Janet Harmon Bragg is one of the first female black aviators and the first to hold a commercial pilot’s license. She faced adversity nearly all her life not only because she was black, but also because she was a woman.
Bragg was born March 24, 1907, in Griffin, Ga. She pursued a nursing degree at Spellman College in Atlanta, where she qualified as a registered nurse in 1929 before she moved to Chicago to work. Bragg had always been interested in learning to fly, and in 1933, she became the only woman in her class when she enrolled at Aeronautical University in Chicago.
Though all the students were black, the others would not help her because she was a woman in what they considered to be a man's territory. However, as one of the few students with a job, Bragg earned some respect from her classmates when she bought a plane for students to learn to fly. During World War II, she tried to become a WASP but was not admitted because she was black. She later enrolled in the Civilian Pilot Training Program at Tuskegee Institute in Alabama to earn her commercial pilot’s license.

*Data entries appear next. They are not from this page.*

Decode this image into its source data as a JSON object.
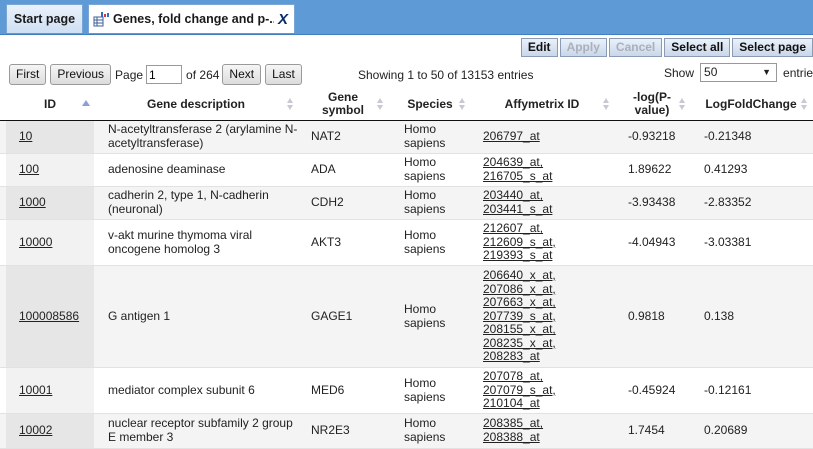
{
  "tabs": [
    {
      "label": "Start page"
    },
    {
      "label": "Genes, fold change and p-...",
      "close": "X"
    }
  ],
  "toolbar": {
    "edit": "Edit",
    "apply": "Apply",
    "cancel": "Cancel",
    "select_all": "Select all",
    "select_page": "Select page"
  },
  "pager": {
    "first": "First",
    "previous": "Previous",
    "page_label": "Page",
    "page_value": "1",
    "of_text": "of 264",
    "next": "Next",
    "last": "Last",
    "showing": "Showing 1 to 50 of 13153 entries",
    "show_label": "Show",
    "show_value": "50",
    "entries_label": "entries"
  },
  "columns": [
    "ID",
    "Gene description",
    "Gene symbol",
    "Species",
    "Affymetrix ID",
    "-log(P-value)",
    "LogFoldChange"
  ],
  "rows": [
    {
      "id": "10",
      "desc": "N-acetyltransferase 2 (arylamine N-acetyltransferase)",
      "symbol": "NAT2",
      "species": "Homo sapiens",
      "affy": [
        "206797_at"
      ],
      "logp": "-0.93218",
      "lfc": "-0.21348"
    },
    {
      "id": "100",
      "desc": "adenosine deaminase",
      "symbol": "ADA",
      "species": "Homo sapiens",
      "affy": [
        "204639_at,",
        "216705_s_at"
      ],
      "logp": "1.89622",
      "lfc": "0.41293"
    },
    {
      "id": "1000",
      "desc": "cadherin 2, type 1, N-cadherin (neuronal)",
      "symbol": "CDH2",
      "species": "Homo sapiens",
      "affy": [
        "203440_at,",
        "203441_s_at"
      ],
      "logp": "-3.93438",
      "lfc": "-2.83352"
    },
    {
      "id": "10000",
      "desc": "v-akt murine thymoma viral oncogene homolog 3",
      "symbol": "AKT3",
      "species": "Homo sapiens",
      "affy": [
        "212607_at,",
        "212609_s_at,",
        "219393_s_at"
      ],
      "logp": "-4.04943",
      "lfc": "-3.03381"
    },
    {
      "id": "100008586",
      "desc": "G antigen 1",
      "symbol": "GAGE1",
      "species": "Homo sapiens",
      "affy": [
        "206640_x_at,",
        "207086_x_at,",
        "207663_x_at,",
        "207739_s_at,",
        "208155_x_at,",
        "208235_x_at,",
        "208283_at"
      ],
      "logp": "0.9818",
      "lfc": "0.138"
    },
    {
      "id": "10001",
      "desc": "mediator complex subunit 6",
      "symbol": "MED6",
      "species": "Homo sapiens",
      "affy": [
        "207078_at,",
        "207079_s_at,",
        "210104_at"
      ],
      "logp": "-0.45924",
      "lfc": "-0.12161"
    },
    {
      "id": "10002",
      "desc": "nuclear receptor subfamily 2 group E member 3",
      "symbol": "NR2E3",
      "species": "Homo sapiens",
      "affy": [
        "208385_at,",
        "208388_at"
      ],
      "logp": "1.7454",
      "lfc": "0.20689"
    }
  ],
  "colors": {
    "tabbar": "#5d9ad6",
    "row_alt": "#f4f4f4",
    "sort_active": "#8d9fd8"
  }
}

After completing the required coursework and passing the written exam, she took her flight test with D.K. Hudson. Once her flight test was over, Bragg was denied a license because she was a black woman, despite her skills as a pilot. When Bragg returned to Chicago, she retook the examination and passed, becoming the first black woman to receive a commercial pilot’s license.

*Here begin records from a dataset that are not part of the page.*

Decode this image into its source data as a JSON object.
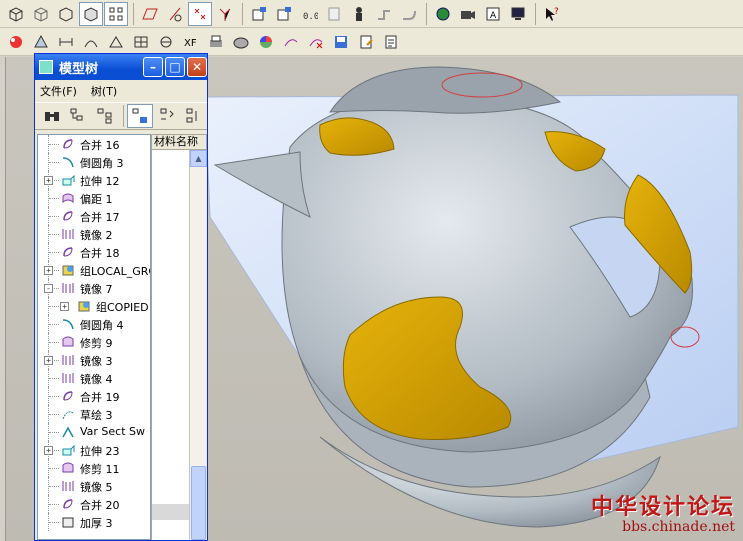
{
  "toolbar_top": {
    "icons": [
      "view-box-icon",
      "view-box-hidden-icon",
      "view-box-front-icon",
      "view-shaded-icon",
      "view-orient-icon",
      "datum-plane-icon",
      "datum-axis-icon",
      "datum-point-icon",
      "datum-csys-icon",
      "save-view-icon",
      "layer-icon",
      "model-icon",
      "info-icon",
      "person-icon",
      "pipe-icon",
      "pipe2-icon",
      "globe-icon",
      "camera-icon",
      "annotation-icon",
      "monitor-icon",
      "help-arrow-icon"
    ]
  },
  "toolbar_second": {
    "icons": [
      "color-wheel-icon",
      "layer-sketch-icon",
      "dimension-icon",
      "arc-tool-icon",
      "triangle-tool-icon",
      "table-tool-icon",
      "circle-tool-icon",
      "xf-tool-icon",
      "print-icon",
      "rendering-icon",
      "palette-icon",
      "edit-pen-icon",
      "delete-pen-icon",
      "save-model-icon",
      "notebook-icon",
      "checklist-icon"
    ]
  },
  "model_tree": {
    "title": "模型树",
    "menu": [
      "文件(F)",
      "树(T)"
    ],
    "column_header": "材料名称",
    "items": [
      {
        "label": "合并 16",
        "icon": "merge-icon",
        "expander": ""
      },
      {
        "label": "倒圆角 3",
        "icon": "round-icon",
        "expander": ""
      },
      {
        "label": "拉伸 12",
        "icon": "extrude-icon",
        "expander": "+"
      },
      {
        "label": "偏距 1",
        "icon": "offset-icon",
        "expander": ""
      },
      {
        "label": "合并 17",
        "icon": "merge-icon",
        "expander": ""
      },
      {
        "label": "镜像 2",
        "icon": "mirror-icon",
        "expander": ""
      },
      {
        "label": "合并 18",
        "icon": "merge-icon",
        "expander": ""
      },
      {
        "label": "组LOCAL_GRO",
        "icon": "group-icon",
        "expander": "+"
      },
      {
        "label": "镜像 7",
        "icon": "mirror-icon",
        "expander": "−"
      },
      {
        "label": "组COPIED",
        "icon": "group-icon",
        "expander": "+",
        "indent": true
      },
      {
        "label": "倒圆角 4",
        "icon": "round-icon",
        "expander": ""
      },
      {
        "label": "修剪 9",
        "icon": "trim-icon",
        "expander": ""
      },
      {
        "label": "镜像 3",
        "icon": "mirror-icon",
        "expander": "+"
      },
      {
        "label": "镜像 4",
        "icon": "mirror-icon",
        "expander": ""
      },
      {
        "label": "合并 19",
        "icon": "merge-icon",
        "expander": ""
      },
      {
        "label": "草绘 3",
        "icon": "sketch-icon",
        "expander": ""
      },
      {
        "label": "Var Sect Sw",
        "icon": "sweep-icon",
        "expander": ""
      },
      {
        "label": "拉伸 23",
        "icon": "extrude-icon",
        "expander": "+"
      },
      {
        "label": "修剪 11",
        "icon": "trim-icon",
        "expander": ""
      },
      {
        "label": "镜像 5",
        "icon": "mirror-icon",
        "expander": ""
      },
      {
        "label": "合并 20",
        "icon": "merge-icon",
        "expander": ""
      },
      {
        "label": "加厚 3",
        "icon": "thicken-icon",
        "expander": ""
      }
    ]
  },
  "watermark": {
    "cn": "中华设计论坛",
    "en": "bbs.chinade.net"
  },
  "colors": {
    "title_bar": "#0a4fd3",
    "model_body": "#b4bcc3",
    "accent_yellow": "#d6a600",
    "plane": "#d2e1fa"
  }
}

Later, Bragg and her husband managed two nursing homes in Chicago until they retired to Tucson, Ariz., in 1972. Bragg continued to be active in aviation until her death April 11, 1993.

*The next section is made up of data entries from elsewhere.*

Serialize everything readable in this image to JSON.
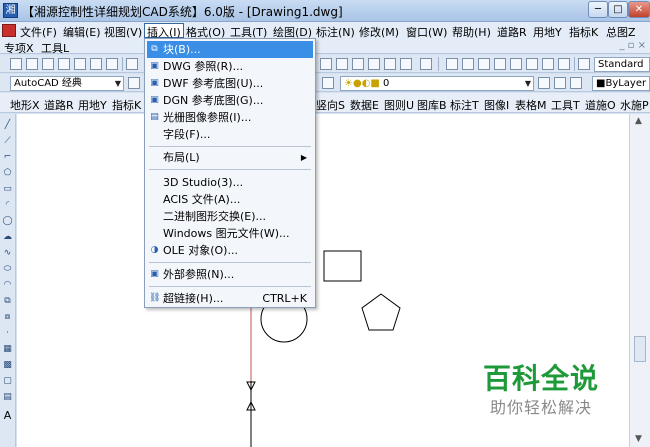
{
  "window": {
    "title": "【湘源控制性详细规划CAD系统】6.0版 - [Drawing1.dwg]",
    "min": "─",
    "max": "□",
    "close": "✕"
  },
  "menubar": {
    "items": [
      "文件(F)",
      "编辑(E)",
      "视图(V)",
      "插入(I)",
      "格式(O)",
      "工具(T)",
      "绘图(D)",
      "标注(N)",
      "修改(M)",
      "窗口(W)",
      "帮助(H)",
      "道路R",
      "用地Y",
      "指标K",
      "总图Z"
    ],
    "row2": [
      "专项X",
      "工具L"
    ],
    "mdi": "_ ▫ ×"
  },
  "toolbar": {
    "text_style": "Standard",
    "font_combo": "AutoCAD 经典",
    "layer_combo": "0",
    "linetype": "ByLayer"
  },
  "toolbar3": {
    "items": [
      "地形X",
      "道路R",
      "用地Y",
      "指标K",
      "竖向S",
      "数据E",
      "图则U",
      "图库B",
      "标注T",
      "图像I",
      "表格M",
      "工具T",
      "道施O",
      "水施P"
    ]
  },
  "insert_menu": {
    "items": [
      {
        "label": "块(B)...",
        "icon": "block-icon",
        "highlight": true
      },
      {
        "label": "DWG 参照(R)...",
        "icon": "dwg-ref-icon"
      },
      {
        "label": "DWF 参考底图(U)...",
        "icon": "dwf-icon"
      },
      {
        "label": "DGN 参考底图(G)...",
        "icon": "dgn-icon"
      },
      {
        "label": "光栅图像参照(I)...",
        "icon": "raster-image-icon"
      },
      {
        "label": "字段(F)...",
        "icon": "field-icon"
      },
      {
        "label": "布局(L)",
        "submenu": true
      },
      {
        "label": "3D Studio(3)..."
      },
      {
        "label": "ACIS 文件(A)..."
      },
      {
        "label": "二进制图形交换(E)..."
      },
      {
        "label": "Windows 图元文件(W)..."
      },
      {
        "label": "OLE 对象(O)...",
        "icon": "ole-icon"
      },
      {
        "label": "外部参照(N)...",
        "icon": "xref-icon"
      },
      {
        "label": "超链接(H)...",
        "icon": "hyperlink-icon",
        "accel": "CTRL+K"
      }
    ]
  },
  "watermark": {
    "title": "百科全说",
    "subtitle": "助你轻松解决"
  },
  "colors": {
    "highlight": "#3a8ee6",
    "watermark": "#1f9a3a"
  }
}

To learn more about Bragg, visit the Smithsonian Institution Archives and view an interview with her. Bragg’s autobiography, Soaring Above Setbacks: The Autobiography of Janet Harmon Bragg, African American Aviator, was published by the Smithsonian Institution Press in 1996.